CLEMSON -- The letters of intent expected to crawl from the West Zone fax machine today could give Clemson its second top 10 recruiting class since 2002.
While coaches remain dependent upon archaic fax machines to allay anxiety over whether they have landed their commitments on National Signing Day, it is cutting-edge technology helping Clemson to an elite class despite a disappointing season. The class could improve its ranking (No. 10 Rivals, No. 12 ESPN, No. 18 Scout) as the Tigers are in contention for five-star linebackers Tony Steward and Stephone Anthony, who will announce their college choices today.
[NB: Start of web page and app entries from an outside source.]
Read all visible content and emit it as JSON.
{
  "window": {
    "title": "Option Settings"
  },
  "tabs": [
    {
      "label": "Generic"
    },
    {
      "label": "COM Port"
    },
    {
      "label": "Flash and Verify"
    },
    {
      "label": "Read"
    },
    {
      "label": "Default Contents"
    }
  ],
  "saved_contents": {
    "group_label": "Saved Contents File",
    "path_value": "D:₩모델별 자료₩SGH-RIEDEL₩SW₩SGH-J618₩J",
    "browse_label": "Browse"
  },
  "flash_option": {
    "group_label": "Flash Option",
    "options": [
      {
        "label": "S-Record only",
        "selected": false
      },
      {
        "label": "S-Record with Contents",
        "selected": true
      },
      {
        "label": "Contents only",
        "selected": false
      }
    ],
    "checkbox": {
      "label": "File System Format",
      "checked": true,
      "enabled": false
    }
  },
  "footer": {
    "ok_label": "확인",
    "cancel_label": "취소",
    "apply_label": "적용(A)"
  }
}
Clemson is also a dark-horse destination for the nation's No. 1 overall prospect, Jadeveon Clowney, who will unveil his decision Feb. 14.
While relationships and sales ability remain the bedrock of recruiting, the process is aided at Clemson by coaching offices equipped with the XOS video editing system and a staff primed for a spot on an Apple commercial, wielding both iPhones and iPads.
When coach Dabo Swinney shed the interim label following the 2008 season, he placed a priority upon revamping and reorganizing recruiting.
"When we came together in January of '09, what we spent the majority of our time on was our recruiting process," Swinney told The Post and Courier earlier this year. "We put hours and hours into developing our system. Evaluation, scouting, the film process and so on."
Part of the change dealt with updating technology, allowing for greater efficiency in the recruiting process, said Clemson recruiting coordinator Jeff Scott.
"We are very organized," Scott said. "A lot of that has to do with technology. We're no longer carrying around DVDs or VCR tapes back to the house in big crates. We have it all networked. Coaches can do (video) evaluations while they are on a plane going to see a young man or show a recruit from an iPad.
"He (Swinney) makes recruiting a priority."
Thanks to intelligent mobile devices and central video data- bases now in place at many power-conference schools like Clemson, Swinney could have reviewed film on dozens of future or current prospects while making flights last week for final in-home visits. Once he entered a recruit's home, he could show them renderings of a completed West Zone or plans for an indoor practice facility on his iPad.
The technology and organization is also important toward being first.
If a program is the first to offer a recruit, the school typically has a better chance at earning a commitment.
"They remember that," Scott said.
Joe Craig and Kalon Davis are two examples from last year's class of prospects first offered by Clemson. Scott said Craig was offered after the staff watched just a handful of video clips.
By being better organized thanks to in part new technology, and new support staff, Clemson can review more tape of more prospects allowing the Tigers a better chance of finding an undervalued prospect to offer first.
"It's easy to offer a prospect who already has 10 or 12 ACC or SEC offers," Scott said. "We've done a good job of evaluating everything in our office from when the video first arrives to being one of the first schools to offer.
"You have to believe in your evaluation process, you have to have it organized, you have to have everyone on the same page … When looking at ninth- and 10th-graders, we are not afraid to put our name on the line."
If things go according to plan today, Clemson will have its sixth consensus top 25 class since 2002, second only to Florida State in the ACC.
"The quickest way to improve your football team is through recruiting," Scott said. "Do it the right way and you will provide dividends in the future."
And doing it the right way for many programs means residing on the cutting edge.
Check out the Clemson blog at postandcourier.com/blogs/tiger_tracks and follow Travis Sawchik on Twitter (@travis_sawchik).